DESCRIPTION OF THE TASK :: Each record below should be written out again exactly.

RECORD SET ::
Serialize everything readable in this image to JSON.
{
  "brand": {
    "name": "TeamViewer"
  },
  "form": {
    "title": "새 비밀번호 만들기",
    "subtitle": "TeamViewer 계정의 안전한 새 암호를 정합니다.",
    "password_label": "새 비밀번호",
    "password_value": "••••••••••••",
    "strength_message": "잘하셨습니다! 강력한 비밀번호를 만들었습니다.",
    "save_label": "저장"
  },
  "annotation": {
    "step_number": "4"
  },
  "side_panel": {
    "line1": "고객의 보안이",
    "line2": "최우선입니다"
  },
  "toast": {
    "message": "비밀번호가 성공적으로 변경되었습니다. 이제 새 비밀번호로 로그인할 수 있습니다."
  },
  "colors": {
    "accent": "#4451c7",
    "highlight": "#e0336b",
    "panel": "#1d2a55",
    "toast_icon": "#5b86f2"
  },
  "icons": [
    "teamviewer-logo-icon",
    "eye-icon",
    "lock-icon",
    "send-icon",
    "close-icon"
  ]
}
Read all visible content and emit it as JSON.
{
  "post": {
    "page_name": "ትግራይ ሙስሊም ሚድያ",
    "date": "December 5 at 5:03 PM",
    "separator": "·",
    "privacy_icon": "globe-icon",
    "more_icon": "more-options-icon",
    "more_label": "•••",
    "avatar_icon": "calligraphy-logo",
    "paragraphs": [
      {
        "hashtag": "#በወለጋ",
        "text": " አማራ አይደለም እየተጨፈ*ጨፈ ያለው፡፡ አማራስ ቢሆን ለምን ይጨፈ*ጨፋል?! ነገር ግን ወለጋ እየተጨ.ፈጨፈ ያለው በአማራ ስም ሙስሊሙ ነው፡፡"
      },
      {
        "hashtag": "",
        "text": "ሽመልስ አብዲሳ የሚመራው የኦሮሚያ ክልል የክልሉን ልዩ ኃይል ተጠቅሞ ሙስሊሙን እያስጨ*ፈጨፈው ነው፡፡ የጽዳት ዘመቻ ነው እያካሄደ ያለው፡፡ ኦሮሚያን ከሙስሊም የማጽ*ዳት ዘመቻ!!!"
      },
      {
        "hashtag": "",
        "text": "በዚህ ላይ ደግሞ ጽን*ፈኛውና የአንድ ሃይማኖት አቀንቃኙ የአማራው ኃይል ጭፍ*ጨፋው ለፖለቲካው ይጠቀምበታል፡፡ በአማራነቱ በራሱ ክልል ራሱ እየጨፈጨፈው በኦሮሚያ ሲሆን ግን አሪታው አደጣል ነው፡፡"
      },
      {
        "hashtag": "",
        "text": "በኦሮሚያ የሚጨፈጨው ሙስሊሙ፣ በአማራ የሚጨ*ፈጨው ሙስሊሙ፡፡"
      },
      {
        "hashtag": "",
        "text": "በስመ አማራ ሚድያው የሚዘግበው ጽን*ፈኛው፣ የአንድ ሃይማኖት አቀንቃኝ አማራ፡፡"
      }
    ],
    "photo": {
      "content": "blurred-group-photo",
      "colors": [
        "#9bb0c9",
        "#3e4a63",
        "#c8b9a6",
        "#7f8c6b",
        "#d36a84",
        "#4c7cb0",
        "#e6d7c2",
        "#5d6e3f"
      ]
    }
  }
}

ANSWER SPACE ::
Serialize everything readable in this image to JSON.
{
  "brand": {
    "name": "TeamViewer"
  },
  "form": {
    "title": "새 비밀번호 만들기",
    "subtitle": "TeamViewer 계정의 안전한 새 암호를 정합니다.",
    "password_label": "새 비밀번호",
    "password_value": "••••••••••••",
    "strength_message": "잘하셨습니다! 강력한 비밀번호를 만들었습니다.",
    "save_label": "저장"
  },
  "annotation": {
    "step_number": "4"
  },
  "side_panel": {
    "line1": "고객의 보안이",
    "line2": "최우선입니다"
  },
  "toast": {
    "message": "비밀번호가 성공적으로 변경되었습니다. 이제 새 비밀번호로 로그인할 수 있습니다."
  },
  "colors": {
    "accent": "#4451c7",
    "highlight": "#e0336b",
    "panel": "#1d2a55",
    "toast_icon": "#5b86f2"
  },
  "icons": [
    "teamviewer-logo-icon",
    "eye-icon",
    "lock-icon",
    "send-icon",
    "close-icon"
  ]
}
Read all visible content and emit it as JSON.
{
  "post": {
    "page_name": "ትግራይ ሙስሊም ሚድያ",
    "date": "December 5 at 5:03 PM",
    "separator": "·",
    "privacy_icon": "globe-icon",
    "more_icon": "more-options-icon",
    "more_label": "•••",
    "avatar_icon": "calligraphy-logo",
    "paragraphs": [
      {
        "hashtag": "#በወለጋ",
        "text": " አማራ አይደለም እየተጨፈ*ጨፈ ያለው፡፡ አማራስ ቢሆን ለምን ይጨፈ*ጨፋል?! ነገር ግን ወለጋ እየተጨ.ፈጨፈ ያለው በአማራ ስም ሙስሊሙ ነው፡፡"
      },
      {
        "hashtag": "",
        "text": "ሽመልስ አብዲሳ የሚመራው የኦሮሚያ ክልል የክልሉን ልዩ ኃይል ተጠቅሞ ሙስሊሙን እያስጨ*ፈጨፈው ነው፡፡ የጽዳት ዘመቻ ነው እያካሄደ ያለው፡፡ ኦሮሚያን ከሙስሊም የማጽ*ዳት ዘመቻ!!!"
      },
      {
        "hashtag": "",
        "text": "በዚህ ላይ ደግሞ ጽን*ፈኛውና የአንድ ሃይማኖት አቀንቃኙ የአማራው ኃይል ጭፍ*ጨፋው ለፖለቲካው ይጠቀምበታል፡፡ በአማራነቱ በራሱ ክልል ራሱ እየጨፈጨፈው በኦሮሚያ ሲሆን ግን አሪታው አደጣል ነው፡፡"
      },
      {
        "hashtag": "",
        "text": "በኦሮሚያ የሚጨፈጨው ሙስሊሙ፣ በአማራ የሚጨ*ፈጨው ሙስሊሙ፡፡"
      },
      {
        "hashtag": "",
        "text": "በስመ አማራ ሚድያው የሚዘግበው ጽን*ፈኛው፣ የአንድ ሃይማኖት አቀንቃኝ አማራ፡፡"
      }
    ],
    "photo": {
      "content": "blurred-group-photo",
      "colors": [
        "#9bb0c9",
        "#3e4a63",
        "#c8b9a6",
        "#7f8c6b",
        "#d36a84",
        "#4c7cb0",
        "#e6d7c2",
        "#5d6e3f"
      ]
    }
  }
}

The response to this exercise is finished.